━━━━━ GIVEN ENTRIES ━━━━━
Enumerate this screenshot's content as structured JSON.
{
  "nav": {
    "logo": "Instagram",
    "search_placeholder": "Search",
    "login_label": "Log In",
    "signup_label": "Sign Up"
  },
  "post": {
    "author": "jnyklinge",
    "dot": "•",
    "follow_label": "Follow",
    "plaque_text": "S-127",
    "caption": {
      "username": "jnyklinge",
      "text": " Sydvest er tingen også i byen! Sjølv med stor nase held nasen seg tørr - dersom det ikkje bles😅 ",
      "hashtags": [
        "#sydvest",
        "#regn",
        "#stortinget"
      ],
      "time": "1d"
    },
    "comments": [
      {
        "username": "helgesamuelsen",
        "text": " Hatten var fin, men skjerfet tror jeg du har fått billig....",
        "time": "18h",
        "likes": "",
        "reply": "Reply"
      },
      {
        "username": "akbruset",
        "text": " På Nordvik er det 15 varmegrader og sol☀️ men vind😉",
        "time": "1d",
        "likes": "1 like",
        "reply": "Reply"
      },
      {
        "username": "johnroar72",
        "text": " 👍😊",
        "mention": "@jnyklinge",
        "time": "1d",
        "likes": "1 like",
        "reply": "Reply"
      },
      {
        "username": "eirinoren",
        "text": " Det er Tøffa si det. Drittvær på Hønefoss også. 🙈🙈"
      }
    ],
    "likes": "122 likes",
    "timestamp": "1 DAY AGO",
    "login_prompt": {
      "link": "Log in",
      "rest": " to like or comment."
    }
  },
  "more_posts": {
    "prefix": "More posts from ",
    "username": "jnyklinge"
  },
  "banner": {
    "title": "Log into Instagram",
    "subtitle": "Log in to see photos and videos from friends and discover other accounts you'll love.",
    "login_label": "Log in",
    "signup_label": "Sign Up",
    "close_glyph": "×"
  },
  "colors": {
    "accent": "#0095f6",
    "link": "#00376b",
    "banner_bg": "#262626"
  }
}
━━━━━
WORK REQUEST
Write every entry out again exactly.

SOLUTION
Enumerate this screenshot's content as structured JSON.
{
  "nav": {
    "logo": "Instagram",
    "search_placeholder": "Search",
    "login_label": "Log In",
    "signup_label": "Sign Up"
  },
  "post": {
    "author": "jnyklinge",
    "dot": "•",
    "follow_label": "Follow",
    "plaque_text": "S-127",
    "caption": {
      "username": "jnyklinge",
      "text": " Sydvest er tingen også i byen! Sjølv med stor nase held nasen seg tørr - dersom det ikkje bles😅 ",
      "hashtags": [
        "#sydvest",
        "#regn",
        "#stortinget"
      ],
      "time": "1d"
    },
    "comments": [
      {
        "username": "helgesamuelsen",
        "text": " Hatten var fin, men skjerfet tror jeg du har fått billig....",
        "time": "18h",
        "likes": "",
        "reply": "Reply"
      },
      {
        "username": "akbruset",
        "text": " På Nordvik er det 15 varmegrader og sol☀️ men vind😉",
        "time": "1d",
        "likes": "1 like",
        "reply": "Reply"
      },
      {
        "username": "johnroar72",
        "text": " 👍😊",
        "mention": "@jnyklinge",
        "time": "1d",
        "likes": "1 like",
        "reply": "Reply"
      },
      {
        "username": "eirinoren",
        "text": " Det er Tøffa si det. Drittvær på Hønefoss også. 🙈🙈"
      }
    ],
    "likes": "122 likes",
    "timestamp": "1 DAY AGO",
    "login_prompt": {
      "link": "Log in",
      "rest": " to like or comment."
    }
  },
  "more_posts": {
    "prefix": "More posts from ",
    "username": "jnyklinge"
  },
  "banner": {
    "title": "Log into Instagram",
    "subtitle": "Log in to see photos and videos from friends and discover other accounts you'll love.",
    "login_label": "Log in",
    "signup_label": "Sign Up",
    "close_glyph": "×"
  },
  "colors": {
    "accent": "#0095f6",
    "link": "#00376b",
    "banner_bg": "#262626"
  }
}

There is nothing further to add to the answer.